### [Task details]
Scan the material below for lines with the word "учета" and reply with how many there are, nothing else.

### [Supplied material]
-------------------------

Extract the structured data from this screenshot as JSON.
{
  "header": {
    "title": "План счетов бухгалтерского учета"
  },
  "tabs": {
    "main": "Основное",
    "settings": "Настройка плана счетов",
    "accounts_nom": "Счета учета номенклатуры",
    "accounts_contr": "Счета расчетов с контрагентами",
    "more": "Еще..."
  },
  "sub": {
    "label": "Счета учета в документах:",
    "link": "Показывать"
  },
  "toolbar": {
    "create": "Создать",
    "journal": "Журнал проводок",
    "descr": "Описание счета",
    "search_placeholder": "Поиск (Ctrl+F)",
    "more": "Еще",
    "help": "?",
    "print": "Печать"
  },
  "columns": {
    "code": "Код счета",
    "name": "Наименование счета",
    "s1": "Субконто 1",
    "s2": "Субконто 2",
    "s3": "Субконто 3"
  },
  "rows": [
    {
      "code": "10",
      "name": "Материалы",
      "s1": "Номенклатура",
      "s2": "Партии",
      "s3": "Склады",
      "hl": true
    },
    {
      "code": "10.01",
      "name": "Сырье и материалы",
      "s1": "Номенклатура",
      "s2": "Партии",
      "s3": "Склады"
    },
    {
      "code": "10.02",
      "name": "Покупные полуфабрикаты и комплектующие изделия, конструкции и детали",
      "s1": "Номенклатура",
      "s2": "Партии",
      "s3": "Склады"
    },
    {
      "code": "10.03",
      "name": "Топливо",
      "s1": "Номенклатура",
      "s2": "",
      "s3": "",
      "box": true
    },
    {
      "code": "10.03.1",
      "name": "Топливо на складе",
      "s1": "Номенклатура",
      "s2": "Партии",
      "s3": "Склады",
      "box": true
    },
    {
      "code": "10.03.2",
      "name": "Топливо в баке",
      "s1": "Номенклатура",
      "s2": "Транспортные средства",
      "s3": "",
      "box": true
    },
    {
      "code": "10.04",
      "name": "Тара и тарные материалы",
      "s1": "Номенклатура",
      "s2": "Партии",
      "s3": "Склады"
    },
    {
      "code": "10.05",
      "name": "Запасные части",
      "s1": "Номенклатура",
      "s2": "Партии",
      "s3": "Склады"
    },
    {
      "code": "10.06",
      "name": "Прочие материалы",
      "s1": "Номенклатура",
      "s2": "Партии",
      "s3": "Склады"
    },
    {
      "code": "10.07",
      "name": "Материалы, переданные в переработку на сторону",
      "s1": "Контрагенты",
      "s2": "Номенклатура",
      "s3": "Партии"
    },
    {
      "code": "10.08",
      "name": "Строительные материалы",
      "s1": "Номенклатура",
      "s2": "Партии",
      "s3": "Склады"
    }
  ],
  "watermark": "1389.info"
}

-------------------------

### [Answer to the problem]
3